Required action:
Find how many lines below hold "title", then state that number by itself.

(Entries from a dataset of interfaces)

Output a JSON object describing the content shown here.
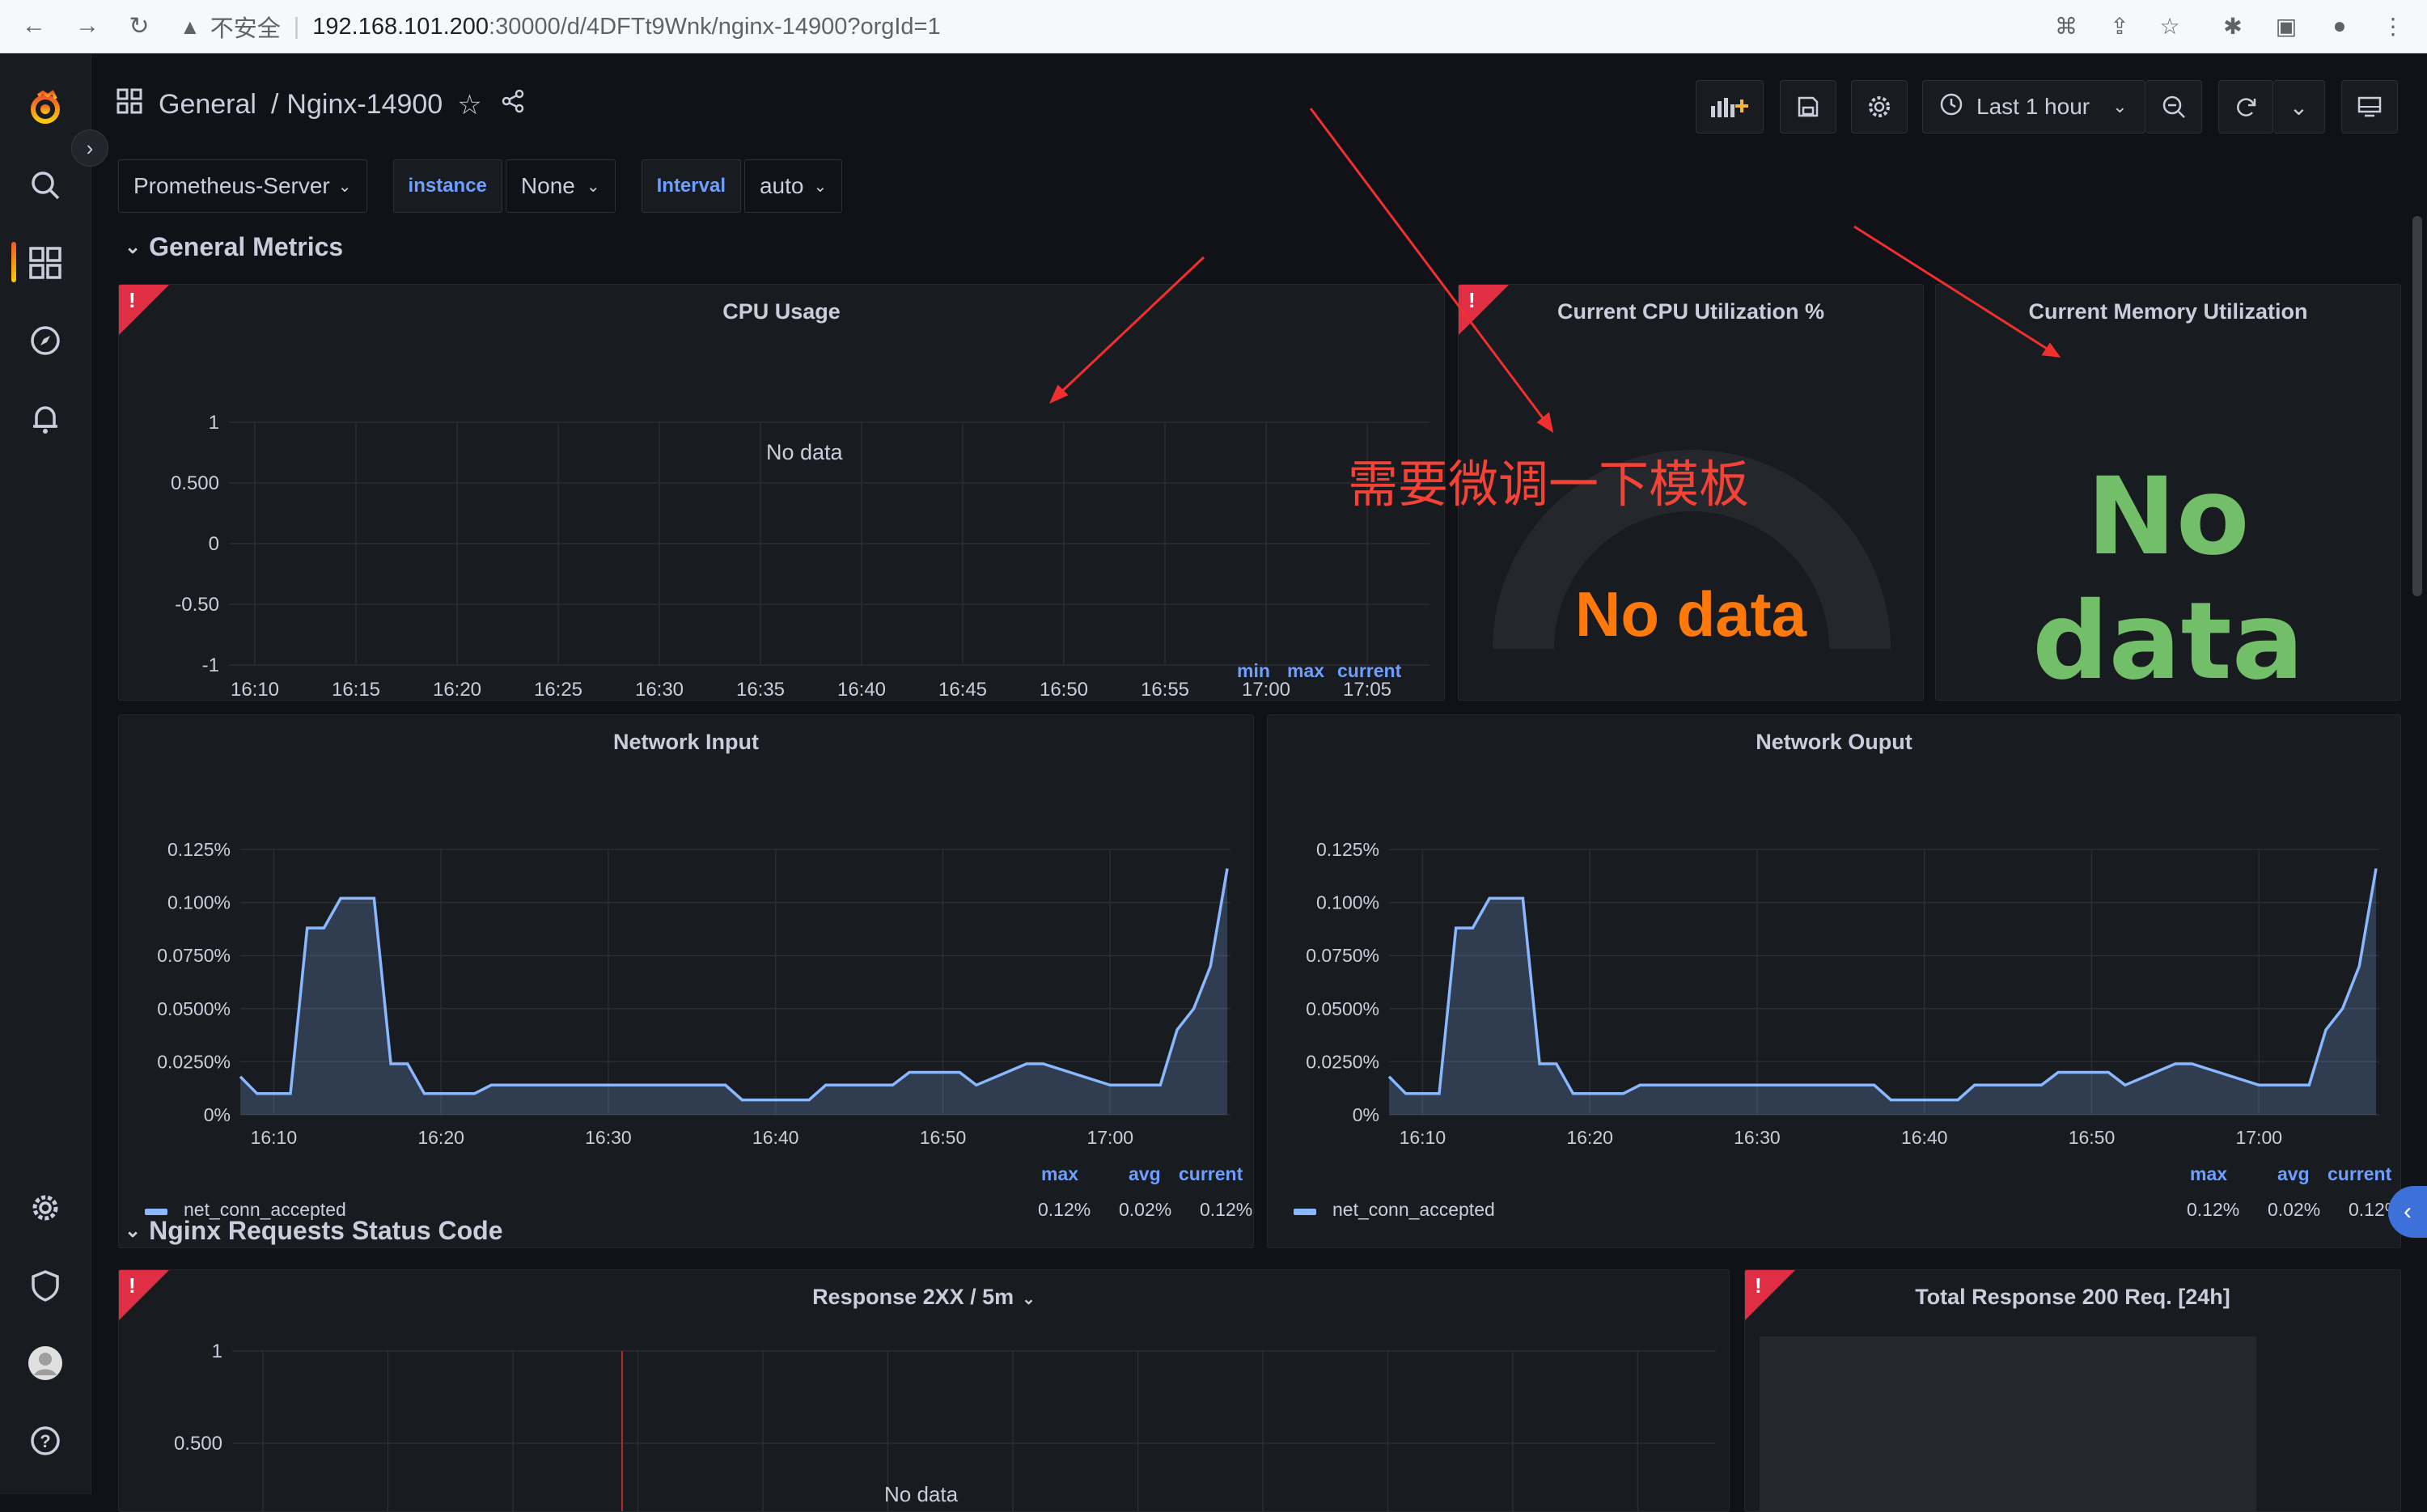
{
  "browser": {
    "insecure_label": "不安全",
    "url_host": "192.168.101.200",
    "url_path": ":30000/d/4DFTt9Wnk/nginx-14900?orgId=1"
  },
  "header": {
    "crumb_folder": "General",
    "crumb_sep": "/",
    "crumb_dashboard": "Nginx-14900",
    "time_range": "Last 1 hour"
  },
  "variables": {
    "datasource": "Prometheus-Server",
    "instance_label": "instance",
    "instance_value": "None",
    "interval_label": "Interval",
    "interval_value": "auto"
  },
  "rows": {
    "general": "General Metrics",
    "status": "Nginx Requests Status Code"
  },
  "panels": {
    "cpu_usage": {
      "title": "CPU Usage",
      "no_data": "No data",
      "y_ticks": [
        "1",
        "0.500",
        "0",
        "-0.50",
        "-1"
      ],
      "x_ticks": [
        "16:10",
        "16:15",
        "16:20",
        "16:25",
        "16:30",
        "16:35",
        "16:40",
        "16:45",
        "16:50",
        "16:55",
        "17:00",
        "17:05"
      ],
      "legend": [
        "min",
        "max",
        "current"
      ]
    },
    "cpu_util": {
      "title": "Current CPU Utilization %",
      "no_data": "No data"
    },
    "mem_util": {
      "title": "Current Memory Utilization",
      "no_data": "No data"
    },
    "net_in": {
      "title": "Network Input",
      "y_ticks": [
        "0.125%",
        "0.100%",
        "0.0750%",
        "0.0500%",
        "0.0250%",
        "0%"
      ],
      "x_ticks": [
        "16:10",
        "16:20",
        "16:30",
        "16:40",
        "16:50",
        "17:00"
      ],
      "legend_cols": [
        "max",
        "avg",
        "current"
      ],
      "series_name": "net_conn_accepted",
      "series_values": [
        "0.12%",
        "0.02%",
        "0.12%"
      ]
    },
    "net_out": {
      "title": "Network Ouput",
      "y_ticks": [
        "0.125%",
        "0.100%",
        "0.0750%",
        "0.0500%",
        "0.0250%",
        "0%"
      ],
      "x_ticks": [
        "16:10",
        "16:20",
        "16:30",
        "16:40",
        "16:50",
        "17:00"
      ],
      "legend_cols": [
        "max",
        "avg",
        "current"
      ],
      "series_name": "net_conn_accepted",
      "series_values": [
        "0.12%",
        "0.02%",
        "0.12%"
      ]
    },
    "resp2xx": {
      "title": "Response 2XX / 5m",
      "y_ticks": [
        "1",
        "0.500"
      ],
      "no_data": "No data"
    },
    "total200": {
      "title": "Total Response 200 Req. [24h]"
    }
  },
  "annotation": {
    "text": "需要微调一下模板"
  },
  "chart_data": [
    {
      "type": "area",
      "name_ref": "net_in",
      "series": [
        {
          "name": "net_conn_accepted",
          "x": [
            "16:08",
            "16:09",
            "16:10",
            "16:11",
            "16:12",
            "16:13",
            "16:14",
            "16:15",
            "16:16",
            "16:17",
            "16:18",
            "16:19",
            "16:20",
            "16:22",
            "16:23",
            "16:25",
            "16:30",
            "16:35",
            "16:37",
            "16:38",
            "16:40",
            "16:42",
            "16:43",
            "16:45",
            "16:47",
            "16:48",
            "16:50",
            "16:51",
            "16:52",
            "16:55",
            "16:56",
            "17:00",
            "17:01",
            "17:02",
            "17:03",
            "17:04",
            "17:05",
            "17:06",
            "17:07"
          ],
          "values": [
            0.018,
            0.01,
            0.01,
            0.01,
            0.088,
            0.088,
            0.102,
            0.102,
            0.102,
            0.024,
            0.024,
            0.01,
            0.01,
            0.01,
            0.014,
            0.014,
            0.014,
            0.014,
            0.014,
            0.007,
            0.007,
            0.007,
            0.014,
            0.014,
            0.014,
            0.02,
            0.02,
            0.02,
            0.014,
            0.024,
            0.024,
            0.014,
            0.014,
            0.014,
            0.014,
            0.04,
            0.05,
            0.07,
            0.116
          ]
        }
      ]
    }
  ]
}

Result of the task:
7